**DIRECTIONS**
Among the lines of this listing, count those that include "filho" and state the count by itself.

**RECORDS SUPPLIED**
★ ★ ★

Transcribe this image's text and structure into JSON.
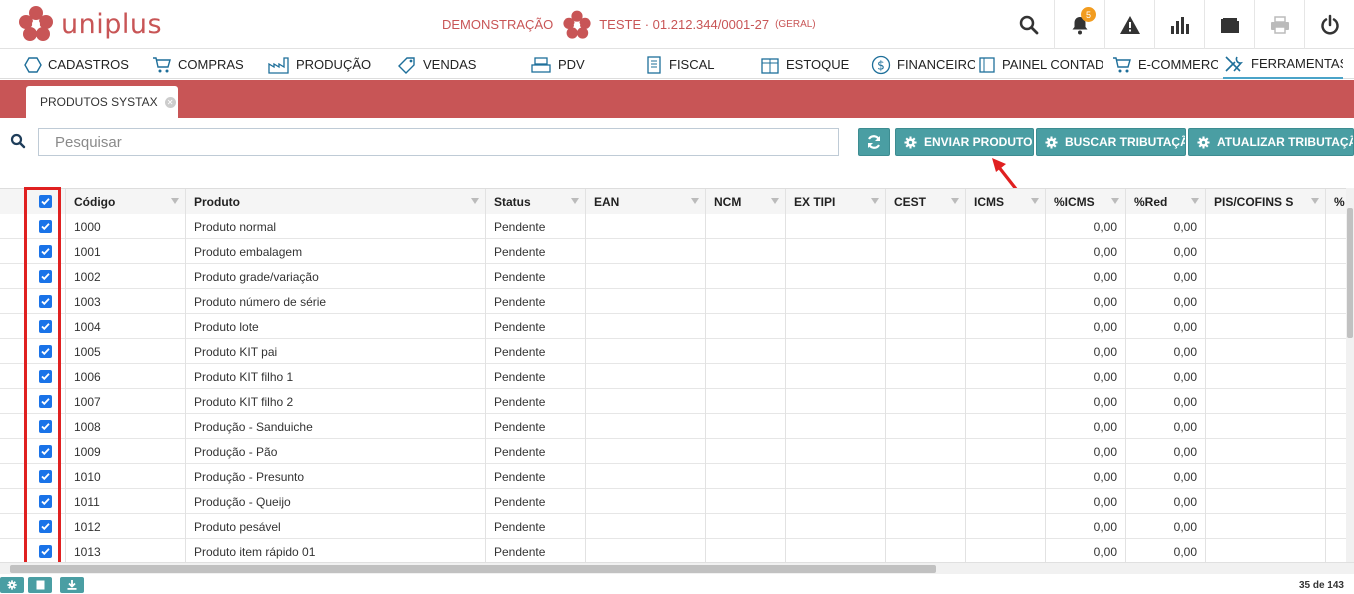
{
  "header": {
    "logo_text": "uniplus",
    "demo_label": "DEMONSTRAÇÃO",
    "company_name": "TESTE · 01.212.344/0001-27",
    "company_scope": "(GERAL)",
    "notification_count": "5",
    "icons": [
      "search-icon",
      "bell-icon",
      "warning-icon",
      "chart-icon",
      "folder-icon",
      "printer-icon",
      "power-icon"
    ]
  },
  "menu": {
    "items": [
      {
        "label": "CADASTROS",
        "icon": "hexagon-icon"
      },
      {
        "label": "COMPRAS",
        "icon": "cart-icon"
      },
      {
        "label": "PRODUÇÃO",
        "icon": "factory-icon"
      },
      {
        "label": "VENDAS",
        "icon": "tag-icon"
      },
      {
        "label": "PDV",
        "icon": "register-icon"
      },
      {
        "label": "FISCAL",
        "icon": "document-icon"
      },
      {
        "label": "ESTOQUE",
        "icon": "box-icon"
      },
      {
        "label": "FINANCEIRO",
        "icon": "dollar-icon"
      },
      {
        "label": "PAINEL CONTADOR",
        "icon": "panel-icon"
      },
      {
        "label": "E-COMMERCE",
        "icon": "cart-icon"
      },
      {
        "label": "FERRAMENTAS",
        "icon": "tools-icon"
      }
    ],
    "active": "FERRAMENTAS"
  },
  "tab": {
    "label": "PRODUTOS SYSTAX"
  },
  "search": {
    "placeholder": "Pesquisar"
  },
  "actions": {
    "send": "ENVIAR PRODUTOS",
    "fetch": "BUSCAR TRIBUTAÇÃO",
    "update": "ATUALIZAR TRIBUTAÇÃO"
  },
  "table": {
    "columns": [
      "Código",
      "Produto",
      "Status",
      "EAN",
      "NCM",
      "EX TIPI",
      "CEST",
      "ICMS",
      "%ICMS",
      "%Red",
      "PIS/COFINS S",
      "%"
    ],
    "rows": [
      {
        "codigo": "1000",
        "produto": "Produto normal",
        "status": "Pendente",
        "icms_pct": "0,00",
        "red": "0,00"
      },
      {
        "codigo": "1001",
        "produto": "Produto embalagem",
        "status": "Pendente",
        "icms_pct": "0,00",
        "red": "0,00"
      },
      {
        "codigo": "1002",
        "produto": "Produto grade/variação",
        "status": "Pendente",
        "icms_pct": "0,00",
        "red": "0,00"
      },
      {
        "codigo": "1003",
        "produto": "Produto número de série",
        "status": "Pendente",
        "icms_pct": "0,00",
        "red": "0,00"
      },
      {
        "codigo": "1004",
        "produto": "Produto lote",
        "status": "Pendente",
        "icms_pct": "0,00",
        "red": "0,00"
      },
      {
        "codigo": "1005",
        "produto": "Produto KIT pai",
        "status": "Pendente",
        "icms_pct": "0,00",
        "red": "0,00"
      },
      {
        "codigo": "1006",
        "produto": "Produto KIT filho 1",
        "status": "Pendente",
        "icms_pct": "0,00",
        "red": "0,00"
      },
      {
        "codigo": "1007",
        "produto": "Produto KIT filho 2",
        "status": "Pendente",
        "icms_pct": "0,00",
        "red": "0,00"
      },
      {
        "codigo": "1008",
        "produto": "Produção - Sanduiche",
        "status": "Pendente",
        "icms_pct": "0,00",
        "red": "0,00"
      },
      {
        "codigo": "1009",
        "produto": "Produção - Pão",
        "status": "Pendente",
        "icms_pct": "0,00",
        "red": "0,00"
      },
      {
        "codigo": "1010",
        "produto": "Produção - Presunto",
        "status": "Pendente",
        "icms_pct": "0,00",
        "red": "0,00"
      },
      {
        "codigo": "1011",
        "produto": "Produção - Queijo",
        "status": "Pendente",
        "icms_pct": "0,00",
        "red": "0,00"
      },
      {
        "codigo": "1012",
        "produto": "Produto pesável",
        "status": "Pendente",
        "icms_pct": "0,00",
        "red": "0,00"
      },
      {
        "codigo": "1013",
        "produto": "Produto item rápido 01",
        "status": "Pendente",
        "icms_pct": "0,00",
        "red": "0,00"
      }
    ]
  },
  "footer": {
    "pager": "35 de 143"
  },
  "colors": {
    "brand": "#c85556",
    "button": "#4a9ea3",
    "checkbox": "#1a73e8",
    "highlight": "#e02020"
  }
}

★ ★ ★

**FINISHED TASK**
2